Web page and app entries
┏━━
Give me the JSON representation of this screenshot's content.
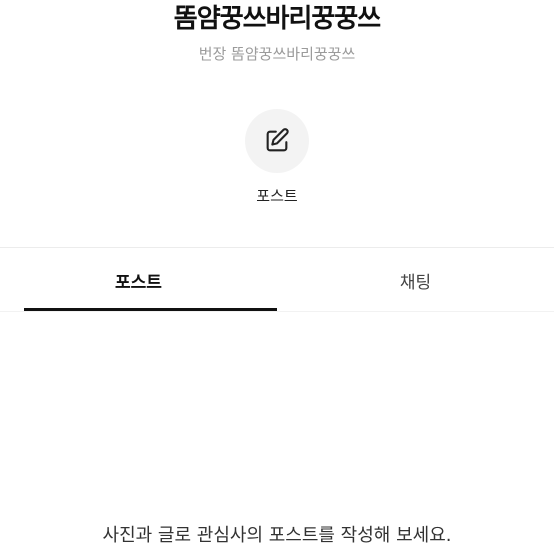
{
  "header": {
    "title": "똠얌꿍쓰바리꿍꿍쓰",
    "subtitle": "번장 똠얌꿍쓰바리꿍꿍쓰"
  },
  "action": {
    "icon": "edit-icon",
    "label": "포스트"
  },
  "tabs": [
    {
      "label": "포스트",
      "active": true
    },
    {
      "label": "채팅",
      "active": false
    }
  ],
  "empty_state": {
    "message": "사진과 글로 관심사의 포스트를 작성해 보세요."
  }
}
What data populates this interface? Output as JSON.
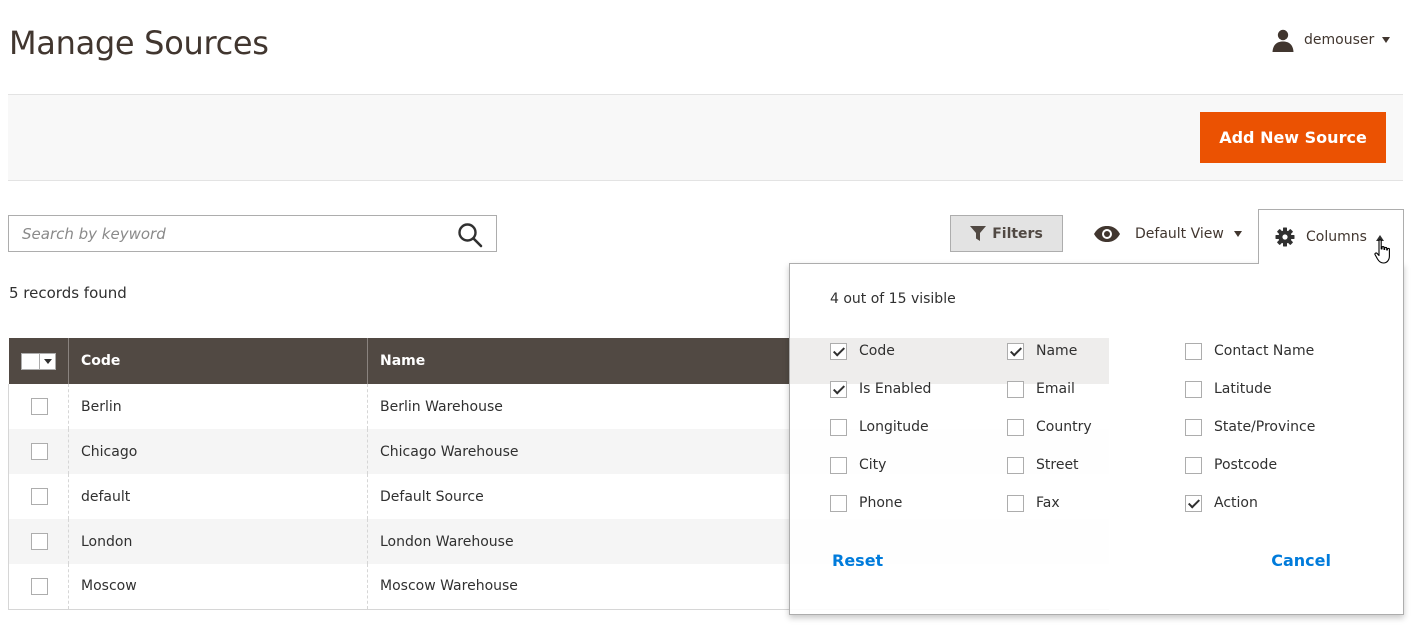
{
  "header": {
    "title": "Manage Sources",
    "username": "demouser"
  },
  "actions": {
    "add_label": "Add New Source"
  },
  "search": {
    "placeholder": "Search by keyword"
  },
  "toolbar": {
    "filters_label": "Filters",
    "view_label": "Default View",
    "columns_label": "Columns"
  },
  "records_found": "5 records found",
  "grid": {
    "headers": [
      "Code",
      "Name"
    ],
    "rows": [
      {
        "code": "Berlin",
        "name": "Berlin Warehouse"
      },
      {
        "code": "Chicago",
        "name": "Chicago Warehouse"
      },
      {
        "code": "default",
        "name": "Default Source"
      },
      {
        "code": "London",
        "name": "London Warehouse"
      },
      {
        "code": "Moscow",
        "name": "Moscow Warehouse"
      }
    ]
  },
  "columns_panel": {
    "visible_count": "4 out of 15 visible",
    "options": [
      {
        "label": "Code",
        "checked": true
      },
      {
        "label": "Name",
        "checked": true
      },
      {
        "label": "Contact Name",
        "checked": false
      },
      {
        "label": "Is Enabled",
        "checked": true
      },
      {
        "label": "Email",
        "checked": false
      },
      {
        "label": "Latitude",
        "checked": false
      },
      {
        "label": "Longitude",
        "checked": false
      },
      {
        "label": "Country",
        "checked": false
      },
      {
        "label": "State/Province",
        "checked": false
      },
      {
        "label": "City",
        "checked": false
      },
      {
        "label": "Street",
        "checked": false
      },
      {
        "label": "Postcode",
        "checked": false
      },
      {
        "label": "Phone",
        "checked": false
      },
      {
        "label": "Fax",
        "checked": false
      },
      {
        "label": "Action",
        "checked": true
      }
    ],
    "reset_label": "Reset",
    "cancel_label": "Cancel"
  },
  "colors": {
    "accent": "#eb5202",
    "grid_header": "#514943",
    "link": "#007bdb"
  }
}
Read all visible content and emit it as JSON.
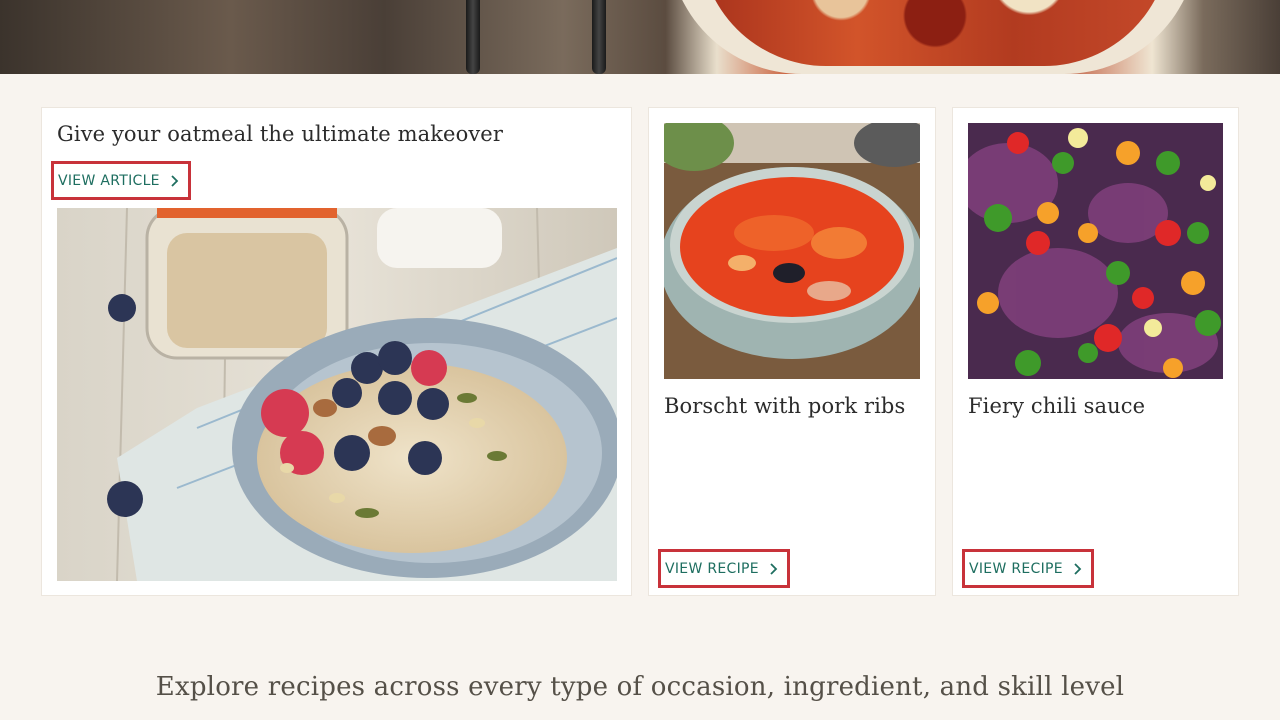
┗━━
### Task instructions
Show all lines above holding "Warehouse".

### Finished exercise
        "name": "Berlin Warehouse"
        "name": "Chicago Warehouse"
        "name": "London Warehouse"
        "name": "Moscow Warehouse"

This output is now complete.